An environmental expert who lives in Tehran told Al-Monitor, “People are alarmed. The numbers are different, but according to the Ministry of Energy the amount of renewable water has dropped drastically, almost by 50%, in the post-revolution decades.”
In 1979, the amount of water allocated for each individual was 4,000-4,500 cubic meters. Right now, the number is less than 1,500 cubic meters, more or less. We are witnessing a serious drop. The population has grown and the underground water sources are shrinking due to illegal and irregular exploitation, and currently we don’t have anything to replace these water sources.

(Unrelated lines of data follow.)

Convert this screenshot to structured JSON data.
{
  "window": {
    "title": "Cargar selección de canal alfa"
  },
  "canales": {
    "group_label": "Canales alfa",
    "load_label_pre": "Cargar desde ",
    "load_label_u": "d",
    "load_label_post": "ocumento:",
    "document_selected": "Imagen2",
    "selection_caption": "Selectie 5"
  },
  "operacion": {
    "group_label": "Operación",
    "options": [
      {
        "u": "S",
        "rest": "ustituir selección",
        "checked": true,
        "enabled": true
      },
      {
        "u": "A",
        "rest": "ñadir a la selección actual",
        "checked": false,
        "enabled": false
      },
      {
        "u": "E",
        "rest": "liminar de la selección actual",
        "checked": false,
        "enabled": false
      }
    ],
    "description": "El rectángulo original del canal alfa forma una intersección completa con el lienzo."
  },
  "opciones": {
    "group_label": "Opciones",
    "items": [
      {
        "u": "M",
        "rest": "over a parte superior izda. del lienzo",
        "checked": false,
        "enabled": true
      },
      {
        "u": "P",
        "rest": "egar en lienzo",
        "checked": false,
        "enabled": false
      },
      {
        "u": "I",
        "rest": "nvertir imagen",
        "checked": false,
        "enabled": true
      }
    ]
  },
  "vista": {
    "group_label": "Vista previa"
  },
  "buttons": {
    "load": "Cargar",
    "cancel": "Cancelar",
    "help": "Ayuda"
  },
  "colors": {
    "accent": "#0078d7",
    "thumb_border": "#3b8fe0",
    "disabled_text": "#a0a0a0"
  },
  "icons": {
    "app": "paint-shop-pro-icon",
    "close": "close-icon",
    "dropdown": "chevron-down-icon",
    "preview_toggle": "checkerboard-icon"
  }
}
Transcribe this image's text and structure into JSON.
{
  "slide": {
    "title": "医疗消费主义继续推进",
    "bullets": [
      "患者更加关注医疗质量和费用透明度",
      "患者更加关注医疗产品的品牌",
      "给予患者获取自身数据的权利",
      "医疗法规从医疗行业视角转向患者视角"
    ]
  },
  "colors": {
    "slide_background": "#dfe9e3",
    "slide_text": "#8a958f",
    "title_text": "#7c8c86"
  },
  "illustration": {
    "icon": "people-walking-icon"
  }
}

Chitchian has also said that underground water sources are shrinking. At the end of a session in parliament, Chitchian told members of parliament, “Unfortunately, there are a lot of illegal wells and even those with the proper license have been exploited beyond their sustainable level. This has resulted in a drop of about 100 billion cubic meters in the static underground water supplies. The number has reached 11 billion [cubic meters] in the past year.”
Chitchian said, “The presidents who took office in the post Iran-Iraq war era, Hashemi Rafsanjani, [Mohammad] Khatami and [Mahmoud] Ahmadinejad, were all interested in structural management and thus destroyed the crucial water sources and the underground water supplies and none of them are taking any responsibility for their actions.”
On Aug. 24, Masoumeh Ebtekar, the head of the Iranian Department of Environment, warned that environmental problems in Tehran have reached a critical level. She said Tehran had reached its ecological limit in 1996 and any industrial expansion in Tehran should have been stopped after 1996.
According to Ebtekar, natural resources in Tehran are being exploited seven times more than their normal capacity. Given that in Tehran the amount of drinking water is limited, experts have issued serious warnings in the past few months regarding the level of nitrate in the drinking water in Tehran.
State-owned media, including IRIB, repeatedly ask citizens to use water economically. This is while Parviz Fattah, who served as the minister of energy during Ahmadinejad’s first term as president, had said thatagricultural use accounts for 92% of Iran water usage, and that “on average, only 70% of water should be used for agriculture and therefore the numbers show that Iran has 22% more water usage than the international average.”
Although government officials constantly warn about water crisis and drought, they are yet to introduce a serious solution or management method that would help solve the water crisis. However, on Sept. 6, Ebtekar said that Rouhani’s administration was trying to help farmers reform their irrigation methods.
A senior professor of sociology at Tehran University told Al-Monitor, “All these years we were discussing economy, politics, society and democracy. Now, however, these discussions all sound absurd to me. Given the current situation, we will either die of thirst or run away. I am no longer sure there was any point in all those discussions.”